─── RECORDS SHOWN ───

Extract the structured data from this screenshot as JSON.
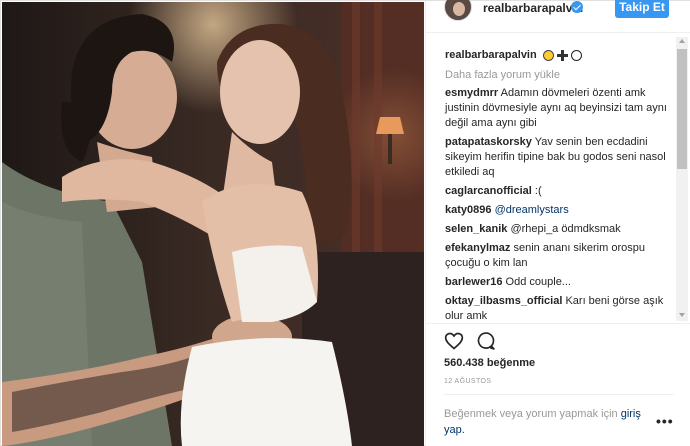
{
  "post": {
    "username": "realbarbarapalvin",
    "follow_label": "Takip Et",
    "caption_username": "realbarbarapalvin",
    "load_more": "Daha fazla yorum yükle",
    "comments": [
      {
        "user": "esmydmrr",
        "text": "Adamın dövmeleri özenti amk justinin dövmesiyle aynı aq beyinsizi tam aynı değil ama aynı gibi"
      },
      {
        "user": "patapataskorsky",
        "text": "Yav senin ben ecdadini sikeyim herifin tipine bak bu godos seni nasol etkiledi aq"
      },
      {
        "user": "caglarcanofficial",
        "text": ":("
      },
      {
        "user": "katy0896",
        "text": "@dreamlystars"
      },
      {
        "user": "selen_kanik",
        "text": "@rhepi_a ödmdksmak"
      },
      {
        "user": "efekanylmaz",
        "text": "senin ananı sikerim orospu çocuğu o kim lan"
      },
      {
        "user": "barlewer16",
        "text": "Odd couple..."
      },
      {
        "user": "oktay_ilbasms_official",
        "text": "Karı beni görse aşık olur amk"
      }
    ],
    "likes": "560.438 beğenme",
    "date": "12 AĞUSTOS",
    "login_prompt": "Beğenmek veya yorum yapmak için",
    "login_link": "giriş yap.",
    "more_options": "•••"
  },
  "icons": {
    "verified": "verified-badge-icon",
    "like": "heart-icon",
    "comment": "comment-bubble-icon",
    "more": "more-dots-icon"
  },
  "colors": {
    "accent": "#3897f0",
    "link": "#003569",
    "muted": "#999999",
    "text": "#262626"
  }
}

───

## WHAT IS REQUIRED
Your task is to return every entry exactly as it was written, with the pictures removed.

## ANSWER SECTION
Extract the structured data from this screenshot as JSON.
{
  "post": {
    "username": "realbarbarapalvin",
    "follow_label": "Takip Et",
    "caption_username": "realbarbarapalvin",
    "load_more": "Daha fazla yorum yükle",
    "comments": [
      {
        "user": "esmydmrr",
        "text": "Adamın dövmeleri özenti amk justinin dövmesiyle aynı aq beyinsizi tam aynı değil ama aynı gibi"
      },
      {
        "user": "patapataskorsky",
        "text": "Yav senin ben ecdadini sikeyim herifin tipine bak bu godos seni nasol etkiledi aq"
      },
      {
        "user": "caglarcanofficial",
        "text": ":("
      },
      {
        "user": "katy0896",
        "text": "@dreamlystars"
      },
      {
        "user": "selen_kanik",
        "text": "@rhepi_a ödmdksmak"
      },
      {
        "user": "efekanylmaz",
        "text": "senin ananı sikerim orospu çocuğu o kim lan"
      },
      {
        "user": "barlewer16",
        "text": "Odd couple..."
      },
      {
        "user": "oktay_ilbasms_official",
        "text": "Karı beni görse aşık olur amk"
      }
    ],
    "likes": "560.438 beğenme",
    "date": "12 AĞUSTOS",
    "login_prompt": "Beğenmek veya yorum yapmak için",
    "login_link": "giriş yap.",
    "more_options": "•••"
  },
  "icons": {
    "verified": "verified-badge-icon",
    "like": "heart-icon",
    "comment": "comment-bubble-icon",
    "more": "more-dots-icon"
  },
  "colors": {
    "accent": "#3897f0",
    "link": "#003569",
    "muted": "#999999",
    "text": "#262626"
  }
}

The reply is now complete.